ICF Builders Q&A Common Questions

An ICF Home looks like any conventional new home on the inside and on the outside. The window sills are deeper since the walls are thicker. Very few people can tell the difference between ICF construction and other types of construction.
You can get a good idea of what is required as far as tools, equipment and manpower is necessary by reading a Technical Manual about ICF Construction, which we will be happy to provide for you. You may also feel free to call our office and arrange to send your house plans to us for a free, no-obligation material and labor estimate.
You should wait a minimum of seven days and follow guidelines set by your structural engineer.
Virtually any conventional exterior finish can be used with an ICF System. Proper planning should be considered. Check your technical manual for details.
Yes. Any type of stucco can be applied directly to the EPS Forms.
Yes. You can install an ICF Building System by yourself. You should, however, employ an ICF Contractor to assist you with the concrete placement activities.
No. Conventional house plans can be used. You must simply have the exterior wall thickness increased to show the ICF Wall.
A structural engineer should design buildings constructed with an ICF Building System, but the sky is the limit.
No. EPS Foam is a poor conductor of heat and cold. Therefore, water vapor that may be present in the structure will not condense on the walls.
No. Termites do not eat the EPS Foam. Termites will, however, burrow through the foam to get to wood.
Today's plastics offer strength, durability and lower thermal conductivity than metals, so plastic is the best choice in an ICF System.

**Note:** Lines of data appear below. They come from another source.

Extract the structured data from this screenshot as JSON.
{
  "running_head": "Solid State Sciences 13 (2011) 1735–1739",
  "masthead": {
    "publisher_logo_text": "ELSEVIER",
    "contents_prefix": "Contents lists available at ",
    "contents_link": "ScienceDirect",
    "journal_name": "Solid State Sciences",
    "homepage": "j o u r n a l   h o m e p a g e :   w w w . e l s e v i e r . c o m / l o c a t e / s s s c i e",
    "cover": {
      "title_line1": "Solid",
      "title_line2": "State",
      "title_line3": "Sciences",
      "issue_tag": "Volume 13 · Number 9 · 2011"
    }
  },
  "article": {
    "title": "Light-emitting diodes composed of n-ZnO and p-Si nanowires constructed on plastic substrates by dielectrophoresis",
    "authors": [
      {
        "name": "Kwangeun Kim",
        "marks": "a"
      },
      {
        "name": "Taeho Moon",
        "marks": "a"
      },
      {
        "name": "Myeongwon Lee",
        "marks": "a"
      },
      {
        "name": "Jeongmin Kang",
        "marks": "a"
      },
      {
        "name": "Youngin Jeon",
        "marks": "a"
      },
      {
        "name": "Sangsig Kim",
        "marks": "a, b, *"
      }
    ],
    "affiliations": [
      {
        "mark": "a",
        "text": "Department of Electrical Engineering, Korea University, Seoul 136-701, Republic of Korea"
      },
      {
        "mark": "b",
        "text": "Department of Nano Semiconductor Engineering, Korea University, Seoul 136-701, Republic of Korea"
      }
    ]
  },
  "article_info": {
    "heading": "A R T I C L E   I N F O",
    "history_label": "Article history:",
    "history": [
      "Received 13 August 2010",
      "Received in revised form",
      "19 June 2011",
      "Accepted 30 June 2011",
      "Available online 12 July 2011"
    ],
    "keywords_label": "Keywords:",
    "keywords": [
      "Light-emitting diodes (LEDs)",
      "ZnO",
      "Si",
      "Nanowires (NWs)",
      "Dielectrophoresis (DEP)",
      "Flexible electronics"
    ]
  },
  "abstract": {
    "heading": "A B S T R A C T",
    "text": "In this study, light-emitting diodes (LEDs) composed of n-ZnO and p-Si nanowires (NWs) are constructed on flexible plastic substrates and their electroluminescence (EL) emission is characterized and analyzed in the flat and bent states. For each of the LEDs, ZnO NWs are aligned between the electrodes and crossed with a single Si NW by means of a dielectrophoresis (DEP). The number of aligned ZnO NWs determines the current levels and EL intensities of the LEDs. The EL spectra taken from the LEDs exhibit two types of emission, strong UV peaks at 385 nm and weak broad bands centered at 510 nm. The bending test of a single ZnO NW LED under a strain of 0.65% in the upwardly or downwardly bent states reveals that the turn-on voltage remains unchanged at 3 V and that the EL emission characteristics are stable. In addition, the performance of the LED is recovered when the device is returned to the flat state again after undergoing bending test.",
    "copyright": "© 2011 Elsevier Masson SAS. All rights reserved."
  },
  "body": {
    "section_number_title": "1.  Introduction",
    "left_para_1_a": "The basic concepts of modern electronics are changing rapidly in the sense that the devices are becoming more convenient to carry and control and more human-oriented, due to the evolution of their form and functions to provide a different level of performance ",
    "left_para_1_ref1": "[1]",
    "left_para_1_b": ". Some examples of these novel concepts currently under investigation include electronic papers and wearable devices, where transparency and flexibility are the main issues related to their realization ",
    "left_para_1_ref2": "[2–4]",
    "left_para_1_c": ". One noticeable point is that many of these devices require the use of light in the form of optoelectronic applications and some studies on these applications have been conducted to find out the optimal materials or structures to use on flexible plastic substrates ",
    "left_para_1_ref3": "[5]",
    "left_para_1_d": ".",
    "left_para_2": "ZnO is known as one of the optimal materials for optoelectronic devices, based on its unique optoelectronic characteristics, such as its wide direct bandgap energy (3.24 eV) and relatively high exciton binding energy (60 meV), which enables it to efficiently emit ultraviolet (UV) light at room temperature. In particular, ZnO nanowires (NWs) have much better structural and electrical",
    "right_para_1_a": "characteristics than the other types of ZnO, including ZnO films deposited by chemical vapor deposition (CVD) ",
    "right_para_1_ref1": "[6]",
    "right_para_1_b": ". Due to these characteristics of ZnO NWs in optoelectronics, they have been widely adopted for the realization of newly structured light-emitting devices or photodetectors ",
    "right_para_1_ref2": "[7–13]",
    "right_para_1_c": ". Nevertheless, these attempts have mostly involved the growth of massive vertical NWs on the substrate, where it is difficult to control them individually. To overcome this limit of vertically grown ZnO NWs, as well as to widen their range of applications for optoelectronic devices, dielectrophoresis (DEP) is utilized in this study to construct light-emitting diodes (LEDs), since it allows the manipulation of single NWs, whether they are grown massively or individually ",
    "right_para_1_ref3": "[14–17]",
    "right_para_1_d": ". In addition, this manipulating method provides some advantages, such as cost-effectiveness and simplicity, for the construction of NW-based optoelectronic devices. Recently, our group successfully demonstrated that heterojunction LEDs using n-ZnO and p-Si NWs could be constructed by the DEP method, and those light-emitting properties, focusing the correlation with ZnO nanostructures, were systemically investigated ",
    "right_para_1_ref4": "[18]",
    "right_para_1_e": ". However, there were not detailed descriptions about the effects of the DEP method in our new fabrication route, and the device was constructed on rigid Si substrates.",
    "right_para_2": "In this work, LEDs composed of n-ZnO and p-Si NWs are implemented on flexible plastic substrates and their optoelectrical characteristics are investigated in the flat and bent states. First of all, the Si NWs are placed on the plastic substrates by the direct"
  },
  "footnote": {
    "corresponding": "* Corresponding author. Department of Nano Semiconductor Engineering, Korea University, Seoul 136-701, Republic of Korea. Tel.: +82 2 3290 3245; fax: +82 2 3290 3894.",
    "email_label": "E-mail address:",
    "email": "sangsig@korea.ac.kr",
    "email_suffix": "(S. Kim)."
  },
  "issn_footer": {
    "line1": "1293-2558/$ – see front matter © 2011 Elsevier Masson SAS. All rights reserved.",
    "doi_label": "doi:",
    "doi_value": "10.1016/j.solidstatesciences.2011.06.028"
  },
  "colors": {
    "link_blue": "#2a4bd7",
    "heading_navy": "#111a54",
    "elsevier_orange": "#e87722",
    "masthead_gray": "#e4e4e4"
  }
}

Yes, most ICF Forms are engineered to withstand the rigors of internal vibration. "Patting" or "tapping" the exterior of the forms is not an effective method of concrete vibration.
ICF Blocks are inert, non-toxic and do not 'off gas'.